• _PROBLEM TO SOLVE_
In the entries below, find the lines with the word "celdas" and copy them.

** Opening INPUT DATA block **

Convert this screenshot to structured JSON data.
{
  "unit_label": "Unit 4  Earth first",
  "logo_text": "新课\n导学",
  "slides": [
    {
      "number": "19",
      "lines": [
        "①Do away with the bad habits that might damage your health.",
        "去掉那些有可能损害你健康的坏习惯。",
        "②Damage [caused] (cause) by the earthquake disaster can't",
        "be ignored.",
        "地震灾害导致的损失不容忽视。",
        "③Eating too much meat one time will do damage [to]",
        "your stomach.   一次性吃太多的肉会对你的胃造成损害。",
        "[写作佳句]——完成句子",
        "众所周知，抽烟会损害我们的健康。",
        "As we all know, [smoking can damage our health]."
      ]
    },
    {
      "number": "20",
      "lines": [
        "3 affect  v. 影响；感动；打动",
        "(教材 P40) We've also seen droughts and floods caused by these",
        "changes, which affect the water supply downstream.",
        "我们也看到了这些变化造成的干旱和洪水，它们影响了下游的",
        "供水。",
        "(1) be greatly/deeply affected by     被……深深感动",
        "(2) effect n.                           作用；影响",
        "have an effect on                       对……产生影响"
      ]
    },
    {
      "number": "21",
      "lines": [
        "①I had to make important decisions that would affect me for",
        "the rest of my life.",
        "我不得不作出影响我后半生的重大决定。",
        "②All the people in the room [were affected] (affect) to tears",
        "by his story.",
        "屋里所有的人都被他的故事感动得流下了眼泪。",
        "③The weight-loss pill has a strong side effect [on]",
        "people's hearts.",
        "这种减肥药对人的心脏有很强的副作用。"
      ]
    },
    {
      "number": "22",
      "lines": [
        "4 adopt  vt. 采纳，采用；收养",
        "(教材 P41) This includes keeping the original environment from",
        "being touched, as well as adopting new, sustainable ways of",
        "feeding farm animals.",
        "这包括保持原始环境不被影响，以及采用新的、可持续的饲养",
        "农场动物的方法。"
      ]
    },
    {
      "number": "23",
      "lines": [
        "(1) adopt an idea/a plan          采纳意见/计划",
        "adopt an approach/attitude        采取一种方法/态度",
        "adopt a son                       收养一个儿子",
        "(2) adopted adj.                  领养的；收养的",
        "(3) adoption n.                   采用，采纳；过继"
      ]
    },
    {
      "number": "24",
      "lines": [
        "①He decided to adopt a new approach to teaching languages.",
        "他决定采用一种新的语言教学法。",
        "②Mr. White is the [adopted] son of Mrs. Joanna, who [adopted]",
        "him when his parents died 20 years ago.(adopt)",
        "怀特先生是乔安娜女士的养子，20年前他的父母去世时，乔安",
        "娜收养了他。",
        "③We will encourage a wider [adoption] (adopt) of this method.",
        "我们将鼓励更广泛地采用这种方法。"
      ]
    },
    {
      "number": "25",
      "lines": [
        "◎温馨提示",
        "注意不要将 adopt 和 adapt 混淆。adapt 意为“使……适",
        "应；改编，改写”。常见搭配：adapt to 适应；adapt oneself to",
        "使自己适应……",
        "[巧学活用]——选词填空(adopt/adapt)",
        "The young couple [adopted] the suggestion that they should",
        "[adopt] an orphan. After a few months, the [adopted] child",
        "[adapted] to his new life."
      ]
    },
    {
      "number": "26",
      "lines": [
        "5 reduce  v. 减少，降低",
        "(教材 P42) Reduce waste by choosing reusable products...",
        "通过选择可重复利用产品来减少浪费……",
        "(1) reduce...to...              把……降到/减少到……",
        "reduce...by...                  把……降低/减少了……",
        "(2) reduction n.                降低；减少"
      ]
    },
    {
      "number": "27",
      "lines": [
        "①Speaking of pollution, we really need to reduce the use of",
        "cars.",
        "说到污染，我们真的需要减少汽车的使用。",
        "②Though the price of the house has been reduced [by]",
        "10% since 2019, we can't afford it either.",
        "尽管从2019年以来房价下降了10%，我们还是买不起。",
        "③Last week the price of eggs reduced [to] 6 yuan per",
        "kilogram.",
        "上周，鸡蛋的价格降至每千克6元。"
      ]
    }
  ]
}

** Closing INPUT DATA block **
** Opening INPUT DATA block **

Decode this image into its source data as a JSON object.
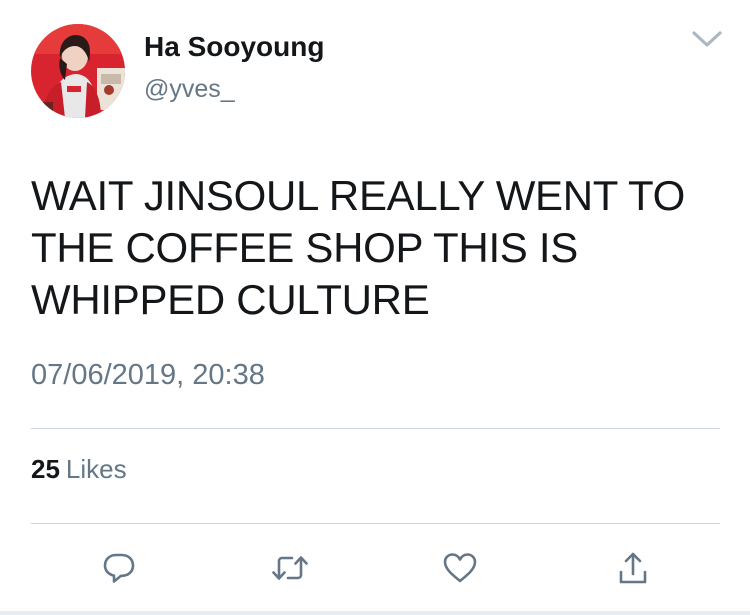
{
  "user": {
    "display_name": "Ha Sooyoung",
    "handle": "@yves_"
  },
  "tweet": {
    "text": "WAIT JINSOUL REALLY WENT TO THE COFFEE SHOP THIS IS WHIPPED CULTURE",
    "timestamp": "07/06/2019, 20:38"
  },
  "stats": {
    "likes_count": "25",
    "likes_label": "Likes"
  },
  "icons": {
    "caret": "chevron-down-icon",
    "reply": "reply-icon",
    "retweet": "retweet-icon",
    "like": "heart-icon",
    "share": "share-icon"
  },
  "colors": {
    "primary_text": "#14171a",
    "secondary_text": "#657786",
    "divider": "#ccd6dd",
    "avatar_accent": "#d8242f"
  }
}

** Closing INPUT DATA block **
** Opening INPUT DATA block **

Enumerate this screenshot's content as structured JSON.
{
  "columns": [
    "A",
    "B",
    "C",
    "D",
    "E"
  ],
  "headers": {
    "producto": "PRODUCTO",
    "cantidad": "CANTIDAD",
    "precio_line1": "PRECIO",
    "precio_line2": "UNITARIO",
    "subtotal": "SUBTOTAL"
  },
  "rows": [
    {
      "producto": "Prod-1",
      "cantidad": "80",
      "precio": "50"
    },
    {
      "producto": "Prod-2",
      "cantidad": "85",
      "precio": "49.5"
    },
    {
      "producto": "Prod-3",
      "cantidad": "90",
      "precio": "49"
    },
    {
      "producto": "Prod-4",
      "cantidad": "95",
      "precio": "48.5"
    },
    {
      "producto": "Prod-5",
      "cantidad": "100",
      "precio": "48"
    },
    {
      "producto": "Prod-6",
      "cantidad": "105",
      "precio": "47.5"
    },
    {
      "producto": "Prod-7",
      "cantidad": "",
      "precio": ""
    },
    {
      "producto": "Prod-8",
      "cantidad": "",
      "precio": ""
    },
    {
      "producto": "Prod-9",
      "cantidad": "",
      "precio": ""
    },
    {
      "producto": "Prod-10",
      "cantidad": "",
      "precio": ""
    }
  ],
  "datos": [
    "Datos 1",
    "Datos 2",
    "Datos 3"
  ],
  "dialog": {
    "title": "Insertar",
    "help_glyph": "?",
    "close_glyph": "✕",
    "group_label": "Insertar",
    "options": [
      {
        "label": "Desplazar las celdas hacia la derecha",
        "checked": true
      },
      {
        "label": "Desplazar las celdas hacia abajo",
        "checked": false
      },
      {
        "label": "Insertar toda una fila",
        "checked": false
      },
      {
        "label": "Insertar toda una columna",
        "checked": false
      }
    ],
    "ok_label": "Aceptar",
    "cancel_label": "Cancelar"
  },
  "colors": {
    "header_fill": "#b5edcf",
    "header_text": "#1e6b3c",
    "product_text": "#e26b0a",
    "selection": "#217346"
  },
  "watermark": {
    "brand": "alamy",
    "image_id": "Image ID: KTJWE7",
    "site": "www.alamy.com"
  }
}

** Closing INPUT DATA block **

• _TASK SOLUTION_
        "label": "Desplazar las celdas hacia la derecha",
        "label": "Desplazar las celdas hacia abajo",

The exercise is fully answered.